#### REQUIREMENT:
Say only the number of lines in the entries below that contain "mainwindow".

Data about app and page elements
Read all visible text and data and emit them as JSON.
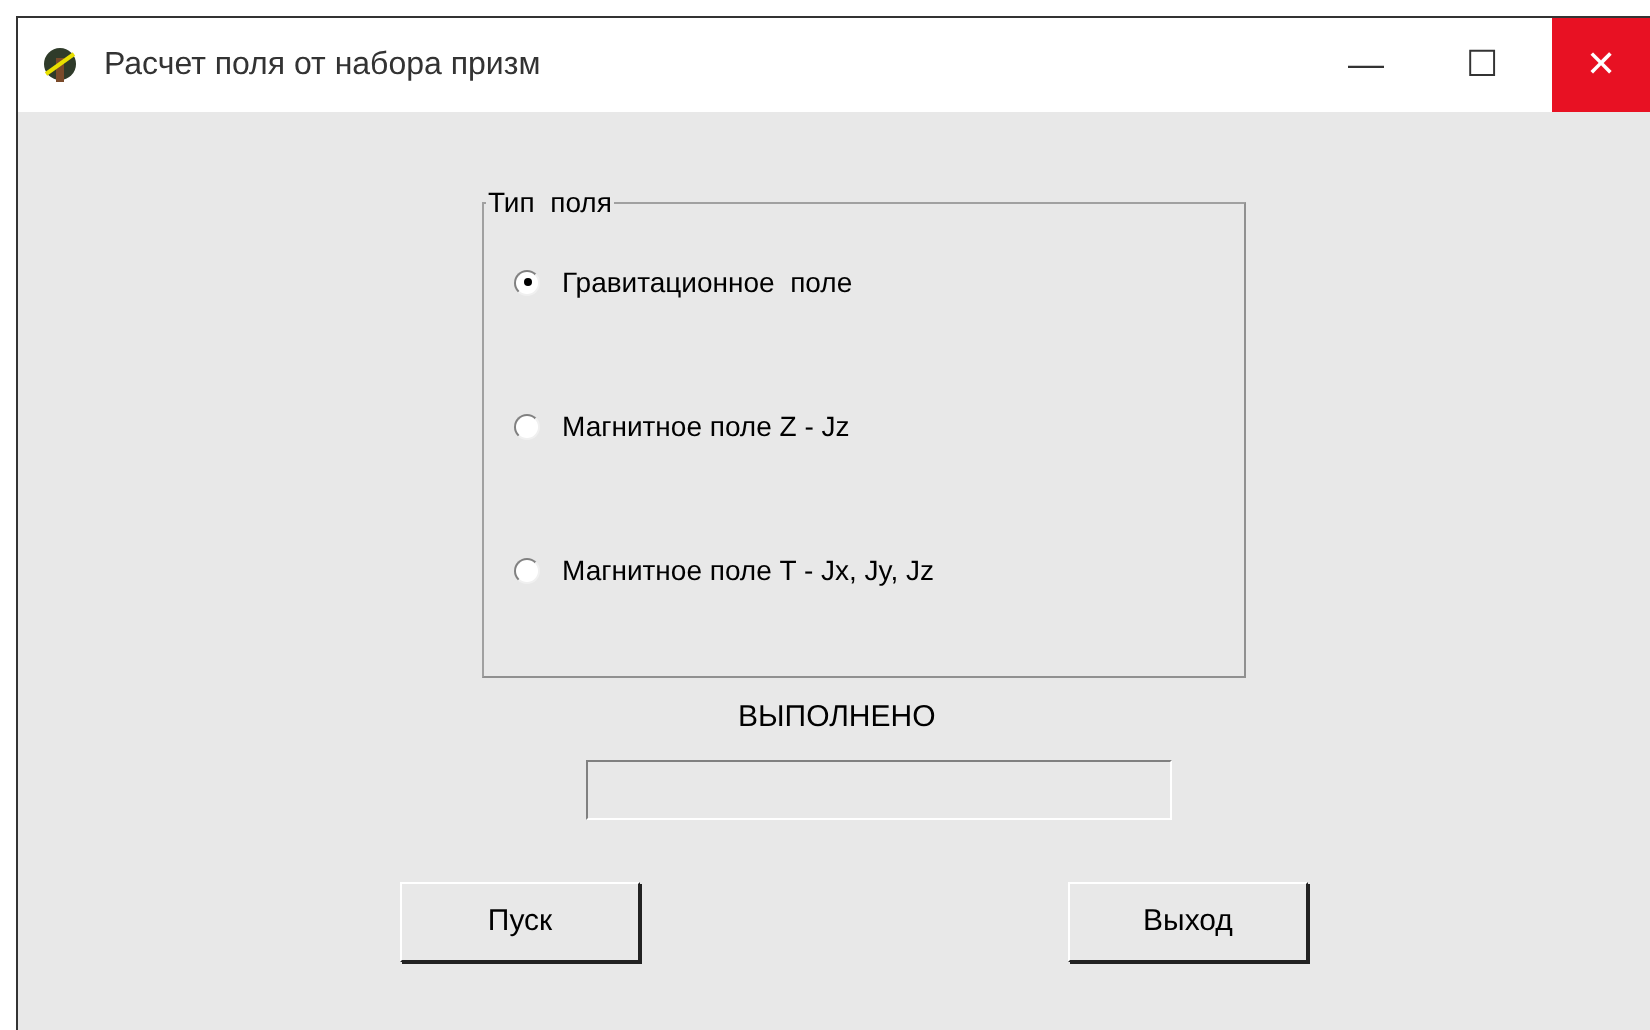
{
  "window": {
    "title": "Расчет поля от набора призм",
    "controls": [
      "—",
      "☐",
      "✕"
    ]
  },
  "field_type": {
    "legend": "Тип  поля",
    "options": [
      {
        "label": "Гравитационное  поле",
        "selected": true
      },
      {
        "label": "Магнитное поле Z - Jz",
        "selected": false
      },
      {
        "label": "Магнитное поле T - Jx, Jy, Jz",
        "selected": false
      }
    ]
  },
  "status": {
    "label": "ВЫПОЛНЕНО",
    "level": 0
  },
  "buttons": [
    "Пуск",
    "Выход"
  ]
}
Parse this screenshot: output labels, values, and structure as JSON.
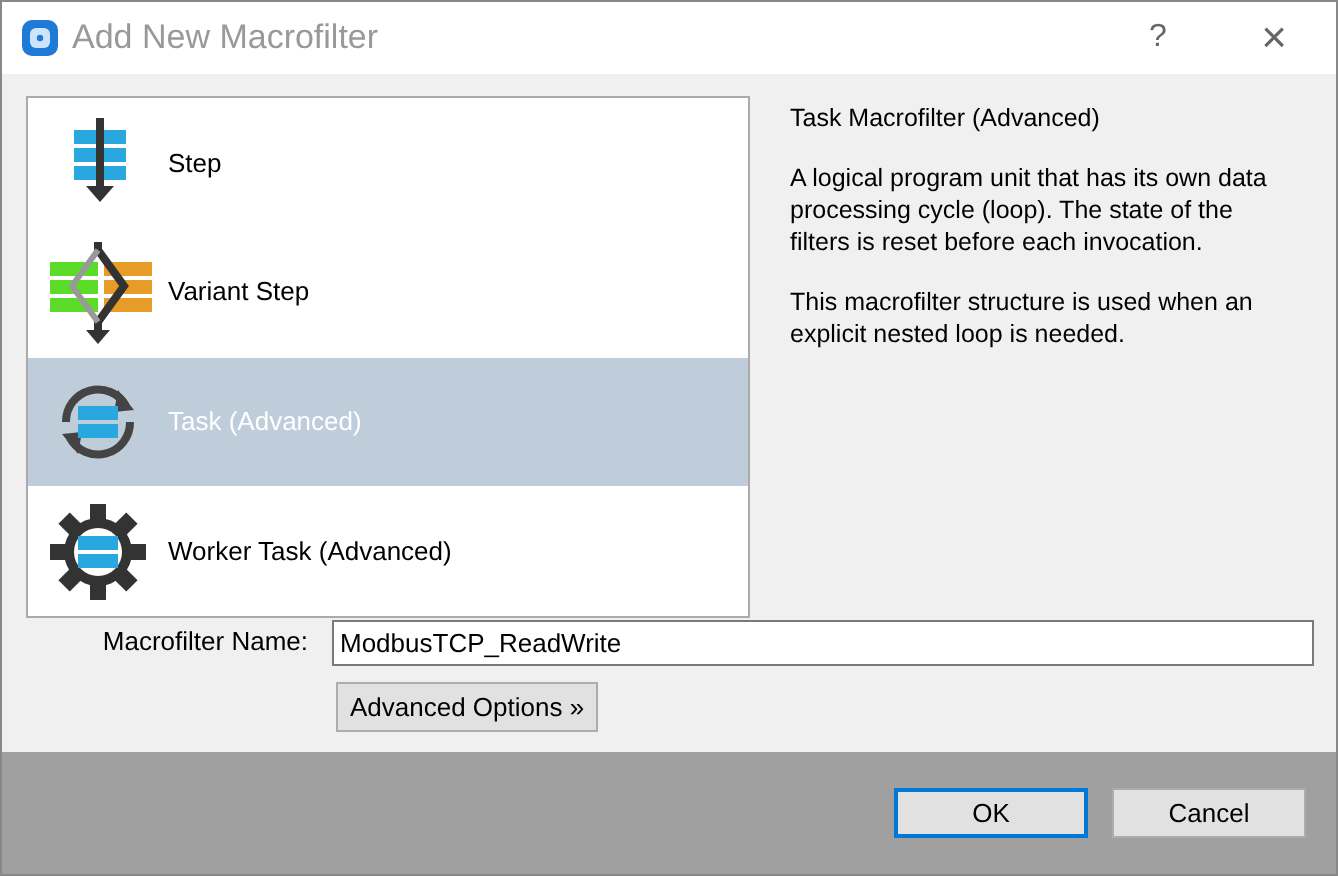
{
  "window": {
    "title": "Add New Macrofilter",
    "help": "?",
    "close": "×"
  },
  "types": [
    {
      "kind": "step",
      "label": "Step",
      "selected": false
    },
    {
      "kind": "variant",
      "label": "Variant Step",
      "selected": false
    },
    {
      "kind": "task",
      "label": "Task (Advanced)",
      "selected": true
    },
    {
      "kind": "worker",
      "label": "Worker Task (Advanced)",
      "selected": false
    }
  ],
  "description": {
    "title": "Task Macrofilter (Advanced)",
    "paragraphs": [
      "A logical program unit that has its own data processing cycle (loop). The state of the filters is reset before each invocation.",
      "This macrofilter structure is used when an explicit nested loop is needed."
    ]
  },
  "name_field": {
    "label": "Macrofilter Name:",
    "value": "ModbusTCP_ReadWrite"
  },
  "advanced_button": "Advanced Options »",
  "buttons": [
    {
      "label": "OK",
      "default": true
    },
    {
      "label": "Cancel",
      "default": false
    }
  ]
}
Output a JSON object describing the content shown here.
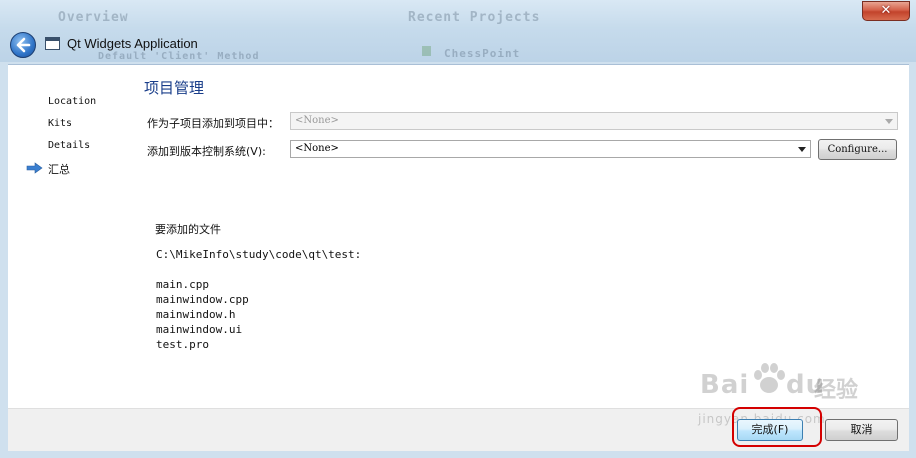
{
  "window": {
    "title": "Qt Widgets Application",
    "background_text": [
      "Overview",
      "Recent Projects",
      "Default 'Client' Method",
      "ChessPoint"
    ],
    "close_label": "✕"
  },
  "nav": {
    "items": [
      {
        "label": "Location"
      },
      {
        "label": "Kits"
      },
      {
        "label": "Details"
      },
      {
        "label": "汇总"
      }
    ],
    "current_index": 3
  },
  "page": {
    "title": "项目管理",
    "subproject_label": "作为子项目添加到项目中：",
    "subproject_value": "<None>",
    "vcs_label": "添加到版本控制系统(V):",
    "vcs_value": "<None>",
    "configure_label": "Configure...",
    "files_title": "要添加的文件",
    "path": "C:\\MikeInfo\\study\\code\\qt\\test:",
    "files": [
      "main.cpp",
      "mainwindow.cpp",
      "mainwindow.h",
      "mainwindow.ui",
      "test.pro"
    ]
  },
  "footer": {
    "finish_label": "完成(F)",
    "cancel_label": "取消"
  },
  "watermark": {
    "brand": "Bai",
    "brand_tail": "du",
    "brand_cn": "经验",
    "url": "jingyan.baidu.com"
  },
  "colors": {
    "accent": "#1a3e8a",
    "highlight": "#d40000",
    "nav_arrow": "#3a7fd0"
  }
}
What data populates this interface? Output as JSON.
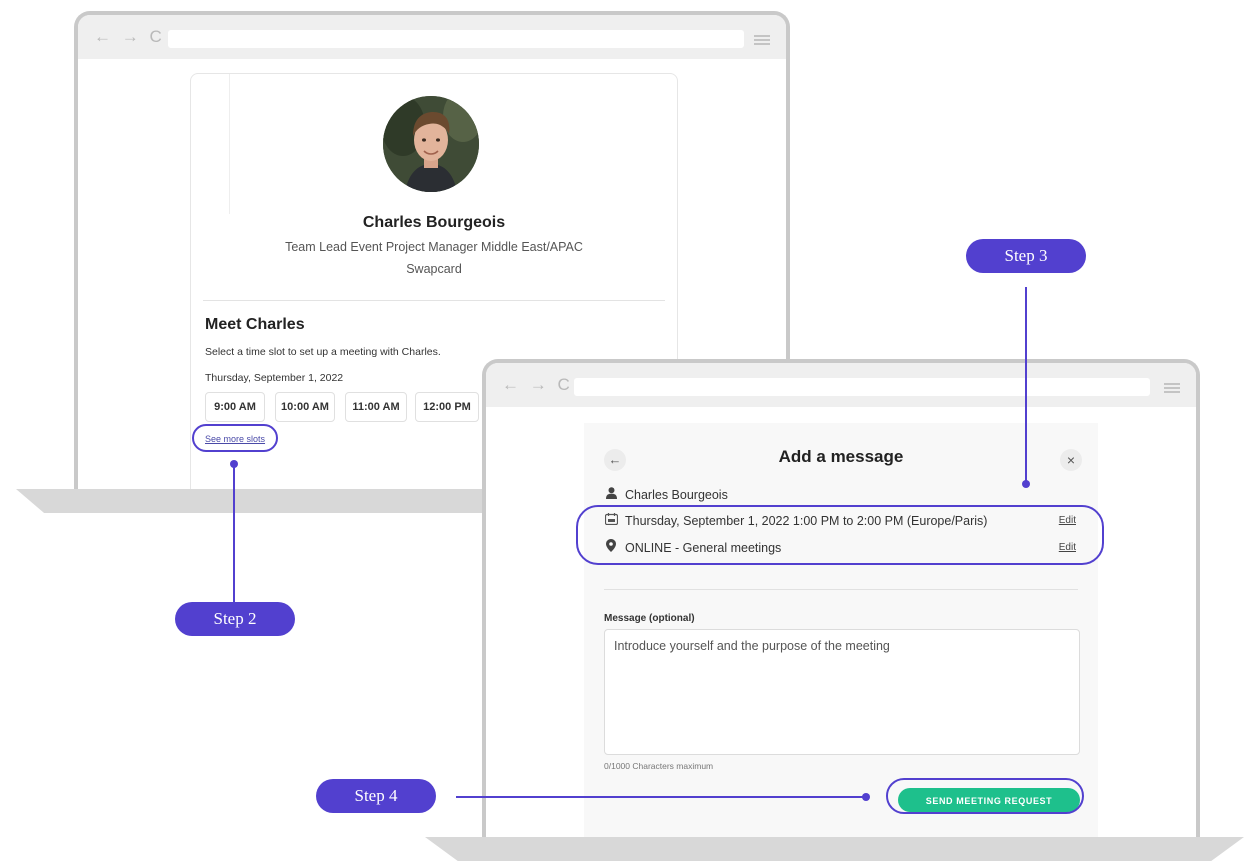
{
  "laptop1": {
    "nav_glyphs": "← → C",
    "profile": {
      "name": "Charles Bourgeois",
      "role": "Team Lead Event Project Manager Middle East/APAC",
      "company": "Swapcard"
    },
    "meet": {
      "title": "Meet Charles",
      "description": "Select a time slot to set up a meeting with Charles.",
      "date": "Thursday, September 1, 2022",
      "slots": [
        "9:00 AM",
        "10:00 AM",
        "11:00 AM",
        "12:00 PM"
      ],
      "see_more": "See more slots"
    }
  },
  "laptop2": {
    "nav_glyphs": "← → C",
    "modal": {
      "back_icon": "←",
      "close_icon": "×",
      "title": "Add a message",
      "attendee": "Charles Bourgeois",
      "datetime": "Thursday, September 1, 2022 1:00 PM to 2:00 PM (Europe/Paris)",
      "location": "ONLINE - General meetings",
      "edit_label": "Edit",
      "message_label": "Message (optional)",
      "message_placeholder": "Introduce yourself and the purpose of the meeting",
      "char_count": "0/1000 Characters maximum",
      "send_label": "SEND MEETING REQUEST"
    }
  },
  "steps": {
    "step2": "Step 2",
    "step3": "Step 3",
    "step4": "Step 4"
  },
  "colors": {
    "accent": "#5240cf",
    "send_button": "#1ec08c"
  }
}
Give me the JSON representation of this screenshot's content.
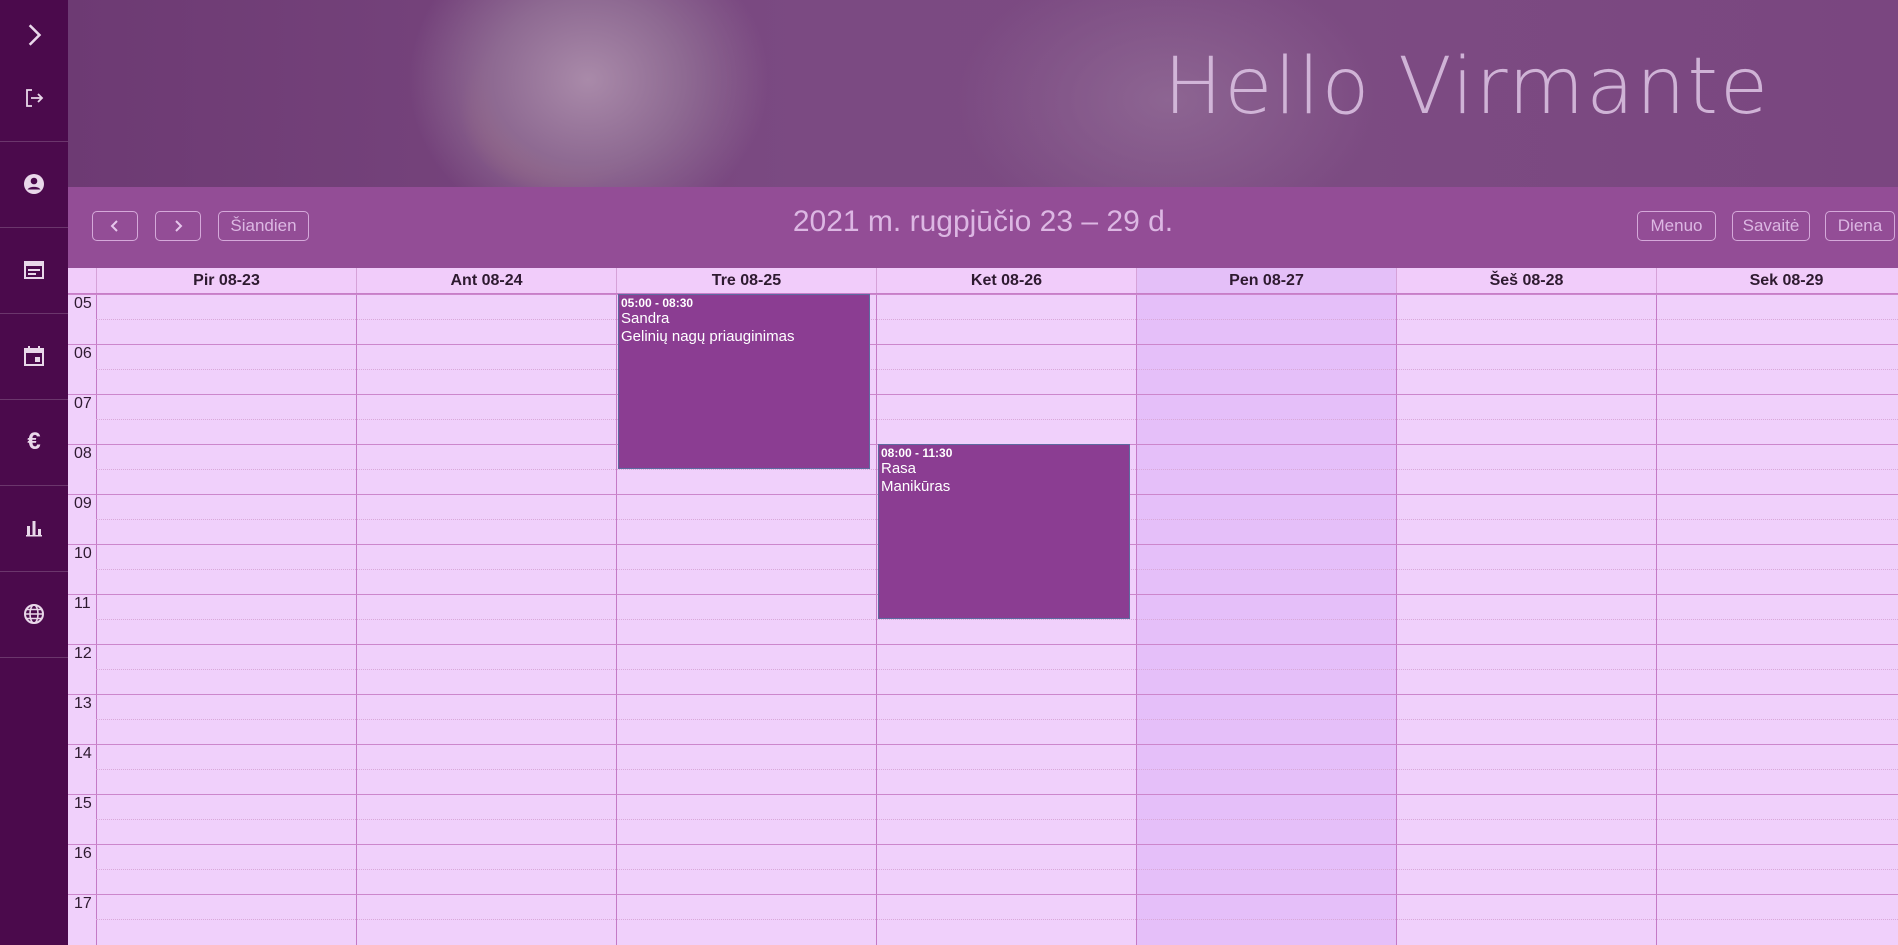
{
  "sidebar": {
    "items": [
      {
        "name": "chevron-right-icon"
      },
      {
        "name": "logout-icon"
      },
      {
        "name": "account-circle-icon"
      },
      {
        "name": "note-icon"
      },
      {
        "name": "calendar-icon"
      },
      {
        "name": "euro-icon",
        "glyph": "€"
      },
      {
        "name": "bar-chart-icon"
      },
      {
        "name": "globe-icon"
      }
    ]
  },
  "banner": {
    "greeting": "Hello Virmante"
  },
  "toolbar": {
    "prev_icon": "chevron-left-icon",
    "next_icon": "chevron-right-icon",
    "today_label": "Šiandien",
    "range_title": "2021 m. rugpjūčio 23 – 29 d.",
    "month_label": "Menuo",
    "week_label": "Savaitė",
    "day_label": "Diena"
  },
  "calendar": {
    "days": [
      {
        "label": "Pir 08-23"
      },
      {
        "label": "Ant 08-24"
      },
      {
        "label": "Tre 08-25"
      },
      {
        "label": "Ket 08-26"
      },
      {
        "label": "Pen 08-27",
        "today": true
      },
      {
        "label": "Šeš 08-28"
      },
      {
        "label": "Sek 08-29"
      }
    ],
    "hours": [
      "05",
      "06",
      "07",
      "08",
      "09",
      "10",
      "11",
      "12",
      "13",
      "14",
      "15",
      "16",
      "17"
    ],
    "events": [
      {
        "day": 2,
        "start": 5,
        "end": 8.5,
        "time": "05:00 - 08:30",
        "client": "Sandra",
        "service": "Gelinių nagų priauginimas"
      },
      {
        "day": 3,
        "start": 8,
        "end": 11.5,
        "time": "08:00 - 11:30",
        "client": "Rasa",
        "service": "Manikūras"
      }
    ]
  },
  "colors": {
    "sidebar": "#4b0a4c",
    "toolbar": "#934d96",
    "event": "#8b3d92",
    "grid_bg": "#f0d0fb",
    "today_bg": "#e5bff9"
  }
}
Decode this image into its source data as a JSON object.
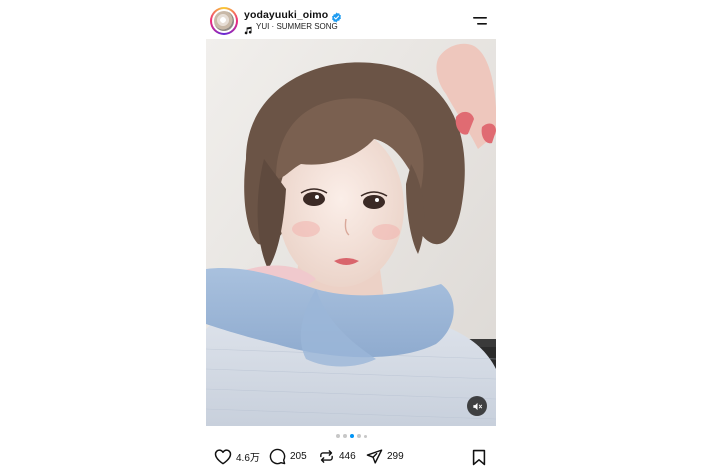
{
  "post": {
    "username": "yodayuuki_oimo",
    "music": "YUI · SUMMER SONG",
    "carousel": {
      "total": 5,
      "active_index": 2
    }
  },
  "actions": {
    "likes": "4.6万",
    "comments": "205",
    "reposts": "446",
    "shares": "299"
  },
  "icons": [
    "verified-badge-icon",
    "music-note-icon",
    "menu-icon",
    "mute-icon",
    "heart-icon",
    "comment-icon",
    "repost-icon",
    "share-icon",
    "bookmark-icon"
  ],
  "colors": {
    "verified": "#1d9bf0",
    "active_dot": "#0095f6",
    "inactive_dot": "#c7c7c7"
  }
}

#### EXPECTED ANSWER:
3